### Activity
Count how many lines in the material below hold the word "background"; the reply is that number alone.

### Recorded data

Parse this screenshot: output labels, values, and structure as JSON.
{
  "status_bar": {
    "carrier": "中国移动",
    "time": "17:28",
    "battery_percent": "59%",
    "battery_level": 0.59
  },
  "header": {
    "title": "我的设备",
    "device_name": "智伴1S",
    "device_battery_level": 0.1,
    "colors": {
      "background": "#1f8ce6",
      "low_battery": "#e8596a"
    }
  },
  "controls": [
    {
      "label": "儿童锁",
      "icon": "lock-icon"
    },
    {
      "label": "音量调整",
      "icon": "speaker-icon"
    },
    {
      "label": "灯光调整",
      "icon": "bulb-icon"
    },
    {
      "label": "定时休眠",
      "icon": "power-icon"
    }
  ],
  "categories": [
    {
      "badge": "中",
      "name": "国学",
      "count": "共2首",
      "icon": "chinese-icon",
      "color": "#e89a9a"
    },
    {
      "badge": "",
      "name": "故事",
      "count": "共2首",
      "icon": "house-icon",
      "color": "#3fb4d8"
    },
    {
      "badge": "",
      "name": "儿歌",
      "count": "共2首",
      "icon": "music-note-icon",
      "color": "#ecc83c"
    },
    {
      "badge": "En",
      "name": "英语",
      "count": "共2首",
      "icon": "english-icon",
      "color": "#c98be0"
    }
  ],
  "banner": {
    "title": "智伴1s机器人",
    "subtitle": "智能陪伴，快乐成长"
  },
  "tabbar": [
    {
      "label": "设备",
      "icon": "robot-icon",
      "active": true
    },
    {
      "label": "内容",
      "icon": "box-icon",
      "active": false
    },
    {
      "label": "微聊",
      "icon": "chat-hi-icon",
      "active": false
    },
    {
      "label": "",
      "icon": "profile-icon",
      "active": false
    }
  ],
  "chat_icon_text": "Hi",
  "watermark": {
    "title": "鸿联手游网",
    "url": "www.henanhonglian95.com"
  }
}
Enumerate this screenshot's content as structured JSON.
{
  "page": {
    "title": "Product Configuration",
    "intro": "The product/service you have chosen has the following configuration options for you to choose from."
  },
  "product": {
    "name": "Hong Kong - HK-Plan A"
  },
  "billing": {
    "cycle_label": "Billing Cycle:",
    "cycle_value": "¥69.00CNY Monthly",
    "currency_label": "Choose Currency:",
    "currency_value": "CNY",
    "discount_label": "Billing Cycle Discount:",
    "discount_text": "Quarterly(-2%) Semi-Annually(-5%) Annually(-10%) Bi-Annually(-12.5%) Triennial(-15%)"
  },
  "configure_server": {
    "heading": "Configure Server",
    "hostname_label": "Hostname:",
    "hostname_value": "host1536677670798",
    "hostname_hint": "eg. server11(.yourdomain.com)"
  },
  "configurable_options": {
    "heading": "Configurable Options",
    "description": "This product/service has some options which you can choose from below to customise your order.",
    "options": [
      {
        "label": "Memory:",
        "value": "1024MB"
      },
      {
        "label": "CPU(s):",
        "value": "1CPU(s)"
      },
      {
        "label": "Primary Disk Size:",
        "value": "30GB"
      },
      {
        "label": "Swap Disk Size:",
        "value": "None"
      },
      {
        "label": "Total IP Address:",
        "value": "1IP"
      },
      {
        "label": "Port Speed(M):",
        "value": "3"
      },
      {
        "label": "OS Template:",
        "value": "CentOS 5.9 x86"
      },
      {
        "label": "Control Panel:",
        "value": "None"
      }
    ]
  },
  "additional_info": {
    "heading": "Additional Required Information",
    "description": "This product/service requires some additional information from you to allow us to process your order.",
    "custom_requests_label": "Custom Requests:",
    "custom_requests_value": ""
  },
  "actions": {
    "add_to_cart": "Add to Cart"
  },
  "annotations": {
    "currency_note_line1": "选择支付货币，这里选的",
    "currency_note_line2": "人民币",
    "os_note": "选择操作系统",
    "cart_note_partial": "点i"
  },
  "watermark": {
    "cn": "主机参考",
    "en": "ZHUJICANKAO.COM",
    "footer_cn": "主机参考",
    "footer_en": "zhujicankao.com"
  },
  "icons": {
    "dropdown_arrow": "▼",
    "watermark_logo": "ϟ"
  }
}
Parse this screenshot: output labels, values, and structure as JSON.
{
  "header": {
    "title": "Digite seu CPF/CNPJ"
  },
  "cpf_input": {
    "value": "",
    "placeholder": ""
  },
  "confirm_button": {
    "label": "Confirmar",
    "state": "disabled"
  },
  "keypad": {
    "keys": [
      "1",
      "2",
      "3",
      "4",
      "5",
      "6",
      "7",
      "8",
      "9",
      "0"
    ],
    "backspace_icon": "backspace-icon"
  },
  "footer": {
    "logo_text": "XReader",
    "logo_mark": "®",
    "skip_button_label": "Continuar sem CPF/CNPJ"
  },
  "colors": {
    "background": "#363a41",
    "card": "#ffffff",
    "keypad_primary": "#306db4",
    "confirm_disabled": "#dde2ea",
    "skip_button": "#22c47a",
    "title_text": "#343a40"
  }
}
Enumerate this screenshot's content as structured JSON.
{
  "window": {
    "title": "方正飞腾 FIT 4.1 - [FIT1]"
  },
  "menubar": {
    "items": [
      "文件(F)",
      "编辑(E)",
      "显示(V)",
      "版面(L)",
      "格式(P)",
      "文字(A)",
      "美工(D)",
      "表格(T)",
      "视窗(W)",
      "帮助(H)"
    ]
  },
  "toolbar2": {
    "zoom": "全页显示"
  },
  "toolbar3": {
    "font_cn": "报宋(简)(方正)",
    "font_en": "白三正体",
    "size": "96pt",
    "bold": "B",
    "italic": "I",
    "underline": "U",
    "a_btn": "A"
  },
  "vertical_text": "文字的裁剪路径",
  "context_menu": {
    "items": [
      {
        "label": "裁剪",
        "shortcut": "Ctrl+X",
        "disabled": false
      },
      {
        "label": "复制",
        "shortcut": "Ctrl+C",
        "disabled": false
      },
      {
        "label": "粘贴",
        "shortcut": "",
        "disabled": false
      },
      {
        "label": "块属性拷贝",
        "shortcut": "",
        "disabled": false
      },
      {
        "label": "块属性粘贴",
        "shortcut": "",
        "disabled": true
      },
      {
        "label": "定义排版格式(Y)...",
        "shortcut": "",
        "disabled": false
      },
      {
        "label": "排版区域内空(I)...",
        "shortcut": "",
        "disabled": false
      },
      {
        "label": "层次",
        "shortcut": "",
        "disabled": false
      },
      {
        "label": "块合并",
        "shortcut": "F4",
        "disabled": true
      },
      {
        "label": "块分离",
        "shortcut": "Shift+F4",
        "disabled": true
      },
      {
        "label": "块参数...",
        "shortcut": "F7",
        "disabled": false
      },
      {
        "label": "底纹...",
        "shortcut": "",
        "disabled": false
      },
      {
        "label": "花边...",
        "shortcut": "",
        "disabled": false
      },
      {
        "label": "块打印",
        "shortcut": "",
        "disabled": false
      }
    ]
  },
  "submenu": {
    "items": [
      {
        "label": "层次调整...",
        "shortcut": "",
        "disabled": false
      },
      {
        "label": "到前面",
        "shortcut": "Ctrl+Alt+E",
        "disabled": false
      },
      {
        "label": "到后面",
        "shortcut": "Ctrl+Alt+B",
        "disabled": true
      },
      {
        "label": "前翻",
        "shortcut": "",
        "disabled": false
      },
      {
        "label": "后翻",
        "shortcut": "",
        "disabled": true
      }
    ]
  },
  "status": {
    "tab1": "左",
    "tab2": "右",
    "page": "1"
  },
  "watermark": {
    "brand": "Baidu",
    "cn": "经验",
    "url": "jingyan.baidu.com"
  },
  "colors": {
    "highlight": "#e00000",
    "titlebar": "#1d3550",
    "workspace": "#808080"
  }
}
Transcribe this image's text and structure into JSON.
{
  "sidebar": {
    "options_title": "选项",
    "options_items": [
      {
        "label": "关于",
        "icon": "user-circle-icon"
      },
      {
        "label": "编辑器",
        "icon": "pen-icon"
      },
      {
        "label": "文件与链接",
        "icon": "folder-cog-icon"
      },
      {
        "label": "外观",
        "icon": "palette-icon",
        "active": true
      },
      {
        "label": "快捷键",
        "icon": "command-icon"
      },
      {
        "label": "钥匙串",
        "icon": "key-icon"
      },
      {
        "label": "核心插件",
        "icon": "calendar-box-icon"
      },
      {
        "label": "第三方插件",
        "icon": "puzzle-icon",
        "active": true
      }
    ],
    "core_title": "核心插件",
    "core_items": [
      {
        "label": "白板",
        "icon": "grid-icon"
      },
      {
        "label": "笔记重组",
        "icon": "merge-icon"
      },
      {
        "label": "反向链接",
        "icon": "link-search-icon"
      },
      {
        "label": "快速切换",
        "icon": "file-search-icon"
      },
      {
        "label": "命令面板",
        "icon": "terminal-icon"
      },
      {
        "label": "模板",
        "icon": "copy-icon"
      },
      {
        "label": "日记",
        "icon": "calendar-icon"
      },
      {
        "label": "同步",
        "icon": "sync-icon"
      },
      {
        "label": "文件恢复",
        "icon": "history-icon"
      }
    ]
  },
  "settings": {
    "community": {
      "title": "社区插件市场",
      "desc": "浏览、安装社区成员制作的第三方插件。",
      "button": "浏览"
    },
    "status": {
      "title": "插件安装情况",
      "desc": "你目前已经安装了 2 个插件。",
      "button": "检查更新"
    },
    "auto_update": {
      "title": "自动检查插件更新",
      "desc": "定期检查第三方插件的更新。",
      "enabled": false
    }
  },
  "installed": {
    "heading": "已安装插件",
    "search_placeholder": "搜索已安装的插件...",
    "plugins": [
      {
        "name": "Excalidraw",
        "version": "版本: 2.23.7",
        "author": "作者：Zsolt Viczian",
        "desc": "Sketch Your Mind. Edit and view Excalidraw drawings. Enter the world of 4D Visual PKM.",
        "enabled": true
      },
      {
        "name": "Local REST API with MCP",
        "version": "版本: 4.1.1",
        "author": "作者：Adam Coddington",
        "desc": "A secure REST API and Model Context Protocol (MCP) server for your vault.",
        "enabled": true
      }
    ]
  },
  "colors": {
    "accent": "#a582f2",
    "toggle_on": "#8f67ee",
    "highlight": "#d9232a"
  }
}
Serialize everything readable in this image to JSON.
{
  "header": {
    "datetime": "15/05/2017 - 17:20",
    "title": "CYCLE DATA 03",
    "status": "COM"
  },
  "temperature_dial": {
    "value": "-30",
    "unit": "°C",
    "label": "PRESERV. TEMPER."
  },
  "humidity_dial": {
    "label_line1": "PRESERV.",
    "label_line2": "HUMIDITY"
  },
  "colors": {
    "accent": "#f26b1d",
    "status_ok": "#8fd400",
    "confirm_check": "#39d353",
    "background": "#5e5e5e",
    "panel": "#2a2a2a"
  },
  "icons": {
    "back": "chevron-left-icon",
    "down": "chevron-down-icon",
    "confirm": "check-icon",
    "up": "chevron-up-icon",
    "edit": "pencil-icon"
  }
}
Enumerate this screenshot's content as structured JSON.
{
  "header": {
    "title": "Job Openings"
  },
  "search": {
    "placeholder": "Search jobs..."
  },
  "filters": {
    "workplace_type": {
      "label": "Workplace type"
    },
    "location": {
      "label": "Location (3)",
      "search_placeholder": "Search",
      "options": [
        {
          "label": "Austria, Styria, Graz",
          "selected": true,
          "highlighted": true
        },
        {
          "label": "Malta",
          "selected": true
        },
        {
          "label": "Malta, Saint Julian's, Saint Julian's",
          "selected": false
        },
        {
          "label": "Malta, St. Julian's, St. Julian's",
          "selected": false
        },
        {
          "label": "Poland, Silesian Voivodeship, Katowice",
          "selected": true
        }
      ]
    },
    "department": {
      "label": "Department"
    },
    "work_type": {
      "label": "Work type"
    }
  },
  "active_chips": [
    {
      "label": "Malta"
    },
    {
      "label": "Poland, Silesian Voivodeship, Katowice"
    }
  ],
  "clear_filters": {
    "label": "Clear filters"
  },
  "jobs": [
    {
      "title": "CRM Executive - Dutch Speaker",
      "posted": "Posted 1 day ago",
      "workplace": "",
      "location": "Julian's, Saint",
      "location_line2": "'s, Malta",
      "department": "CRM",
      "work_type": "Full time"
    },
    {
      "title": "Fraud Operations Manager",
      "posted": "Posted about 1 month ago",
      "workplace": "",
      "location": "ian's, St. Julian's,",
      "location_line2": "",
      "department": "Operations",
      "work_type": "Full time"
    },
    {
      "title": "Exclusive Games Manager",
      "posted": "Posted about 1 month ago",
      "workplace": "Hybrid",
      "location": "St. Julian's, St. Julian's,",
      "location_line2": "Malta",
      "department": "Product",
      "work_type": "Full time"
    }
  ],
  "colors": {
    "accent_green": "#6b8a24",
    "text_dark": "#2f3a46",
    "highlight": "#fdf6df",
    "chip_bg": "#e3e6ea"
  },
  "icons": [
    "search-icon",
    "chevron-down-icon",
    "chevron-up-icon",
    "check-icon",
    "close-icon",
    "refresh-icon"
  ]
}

### Written answer
3